In the records below, how many lines hold the string "COMPILADORES"? Give only the number.

***** DATASET RECORDS

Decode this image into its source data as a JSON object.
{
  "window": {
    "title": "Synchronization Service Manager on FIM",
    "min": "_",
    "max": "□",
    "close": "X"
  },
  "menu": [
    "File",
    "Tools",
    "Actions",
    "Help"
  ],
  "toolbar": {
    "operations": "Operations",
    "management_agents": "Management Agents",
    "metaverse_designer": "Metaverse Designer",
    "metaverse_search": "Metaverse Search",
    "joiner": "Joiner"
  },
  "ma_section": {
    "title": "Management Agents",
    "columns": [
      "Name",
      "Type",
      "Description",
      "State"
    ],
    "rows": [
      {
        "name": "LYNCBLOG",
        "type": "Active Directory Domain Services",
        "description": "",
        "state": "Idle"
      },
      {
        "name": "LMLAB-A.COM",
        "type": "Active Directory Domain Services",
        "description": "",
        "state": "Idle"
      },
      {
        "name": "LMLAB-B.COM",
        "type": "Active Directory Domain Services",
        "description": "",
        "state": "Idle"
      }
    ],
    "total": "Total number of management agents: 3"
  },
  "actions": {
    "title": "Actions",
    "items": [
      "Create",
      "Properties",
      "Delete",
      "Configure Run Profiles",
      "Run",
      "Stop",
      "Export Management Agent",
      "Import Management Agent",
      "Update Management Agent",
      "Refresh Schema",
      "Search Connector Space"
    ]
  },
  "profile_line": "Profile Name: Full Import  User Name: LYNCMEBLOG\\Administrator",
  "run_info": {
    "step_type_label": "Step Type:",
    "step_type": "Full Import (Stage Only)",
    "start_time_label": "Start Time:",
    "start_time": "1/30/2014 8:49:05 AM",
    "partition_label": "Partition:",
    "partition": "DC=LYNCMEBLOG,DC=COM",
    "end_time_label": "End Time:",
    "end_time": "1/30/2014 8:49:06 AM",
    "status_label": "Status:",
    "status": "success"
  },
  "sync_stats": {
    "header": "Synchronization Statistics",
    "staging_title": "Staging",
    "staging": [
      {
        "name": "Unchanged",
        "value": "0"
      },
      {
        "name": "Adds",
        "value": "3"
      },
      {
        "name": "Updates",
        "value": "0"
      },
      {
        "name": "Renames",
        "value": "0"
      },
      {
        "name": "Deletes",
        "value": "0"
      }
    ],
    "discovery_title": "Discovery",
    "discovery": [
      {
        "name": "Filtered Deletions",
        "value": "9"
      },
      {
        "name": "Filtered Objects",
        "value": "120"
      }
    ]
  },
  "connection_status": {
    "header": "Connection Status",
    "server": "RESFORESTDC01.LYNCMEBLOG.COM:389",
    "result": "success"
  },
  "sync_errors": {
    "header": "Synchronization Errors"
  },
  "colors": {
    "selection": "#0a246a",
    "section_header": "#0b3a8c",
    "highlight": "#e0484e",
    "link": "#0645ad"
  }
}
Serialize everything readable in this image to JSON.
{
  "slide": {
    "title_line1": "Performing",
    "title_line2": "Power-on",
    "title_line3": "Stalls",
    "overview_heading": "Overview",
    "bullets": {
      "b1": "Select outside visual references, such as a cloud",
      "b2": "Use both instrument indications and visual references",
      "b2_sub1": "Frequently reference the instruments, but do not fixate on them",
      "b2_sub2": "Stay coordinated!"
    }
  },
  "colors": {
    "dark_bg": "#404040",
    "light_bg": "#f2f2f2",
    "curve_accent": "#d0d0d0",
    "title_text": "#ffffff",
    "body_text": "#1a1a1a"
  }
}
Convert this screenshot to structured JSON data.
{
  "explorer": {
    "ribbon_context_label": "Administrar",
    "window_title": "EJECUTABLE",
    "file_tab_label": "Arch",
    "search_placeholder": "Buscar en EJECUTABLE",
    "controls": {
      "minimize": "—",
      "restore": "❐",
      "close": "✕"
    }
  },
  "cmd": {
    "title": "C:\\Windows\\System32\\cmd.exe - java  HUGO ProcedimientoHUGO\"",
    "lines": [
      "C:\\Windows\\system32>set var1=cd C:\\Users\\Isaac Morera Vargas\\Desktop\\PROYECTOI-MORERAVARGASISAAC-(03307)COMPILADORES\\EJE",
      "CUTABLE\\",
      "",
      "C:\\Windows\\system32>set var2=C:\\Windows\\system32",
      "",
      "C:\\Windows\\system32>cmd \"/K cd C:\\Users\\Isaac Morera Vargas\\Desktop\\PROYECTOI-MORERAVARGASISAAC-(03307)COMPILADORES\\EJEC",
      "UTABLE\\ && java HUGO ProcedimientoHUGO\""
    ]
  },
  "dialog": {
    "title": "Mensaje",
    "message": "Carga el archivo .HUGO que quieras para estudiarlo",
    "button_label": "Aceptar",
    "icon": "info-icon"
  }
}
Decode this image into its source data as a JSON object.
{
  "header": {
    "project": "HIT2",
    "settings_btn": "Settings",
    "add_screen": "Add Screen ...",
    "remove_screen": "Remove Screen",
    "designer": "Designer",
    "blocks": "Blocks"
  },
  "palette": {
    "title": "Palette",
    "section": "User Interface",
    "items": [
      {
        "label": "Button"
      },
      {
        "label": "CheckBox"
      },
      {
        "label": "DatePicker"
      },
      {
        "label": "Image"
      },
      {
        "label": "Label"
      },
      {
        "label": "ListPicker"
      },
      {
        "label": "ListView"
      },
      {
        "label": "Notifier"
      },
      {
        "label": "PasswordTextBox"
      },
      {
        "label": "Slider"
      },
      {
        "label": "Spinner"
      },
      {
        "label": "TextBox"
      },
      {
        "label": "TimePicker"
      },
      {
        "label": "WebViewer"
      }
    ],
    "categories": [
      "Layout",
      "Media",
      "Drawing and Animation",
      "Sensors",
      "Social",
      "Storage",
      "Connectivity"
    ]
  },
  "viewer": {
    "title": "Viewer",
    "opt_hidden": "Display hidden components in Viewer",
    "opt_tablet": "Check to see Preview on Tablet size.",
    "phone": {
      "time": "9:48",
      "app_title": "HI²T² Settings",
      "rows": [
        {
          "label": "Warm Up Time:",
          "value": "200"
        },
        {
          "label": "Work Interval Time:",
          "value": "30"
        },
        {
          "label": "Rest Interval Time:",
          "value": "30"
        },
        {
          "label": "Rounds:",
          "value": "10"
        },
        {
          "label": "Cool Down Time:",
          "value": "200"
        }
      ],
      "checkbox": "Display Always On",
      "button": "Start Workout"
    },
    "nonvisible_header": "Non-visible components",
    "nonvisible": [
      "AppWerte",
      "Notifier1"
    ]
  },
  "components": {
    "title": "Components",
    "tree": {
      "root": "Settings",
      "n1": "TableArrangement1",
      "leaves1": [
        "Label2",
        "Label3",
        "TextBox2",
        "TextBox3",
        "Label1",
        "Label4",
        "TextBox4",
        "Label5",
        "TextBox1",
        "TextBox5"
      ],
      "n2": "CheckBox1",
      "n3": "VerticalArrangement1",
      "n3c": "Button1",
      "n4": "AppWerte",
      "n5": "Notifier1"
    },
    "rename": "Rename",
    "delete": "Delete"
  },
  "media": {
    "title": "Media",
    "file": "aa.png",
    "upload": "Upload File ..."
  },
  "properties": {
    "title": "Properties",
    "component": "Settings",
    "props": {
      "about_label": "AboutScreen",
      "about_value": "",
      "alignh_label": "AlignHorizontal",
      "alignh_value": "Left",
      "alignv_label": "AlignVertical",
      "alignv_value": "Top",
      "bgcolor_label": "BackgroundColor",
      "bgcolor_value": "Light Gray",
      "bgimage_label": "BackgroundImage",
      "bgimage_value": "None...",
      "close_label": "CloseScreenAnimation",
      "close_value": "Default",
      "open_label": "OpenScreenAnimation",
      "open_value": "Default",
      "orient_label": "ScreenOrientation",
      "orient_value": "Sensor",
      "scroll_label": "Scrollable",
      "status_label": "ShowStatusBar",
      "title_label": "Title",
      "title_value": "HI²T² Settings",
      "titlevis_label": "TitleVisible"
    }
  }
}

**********

[RESULT OF THIS TASK] 2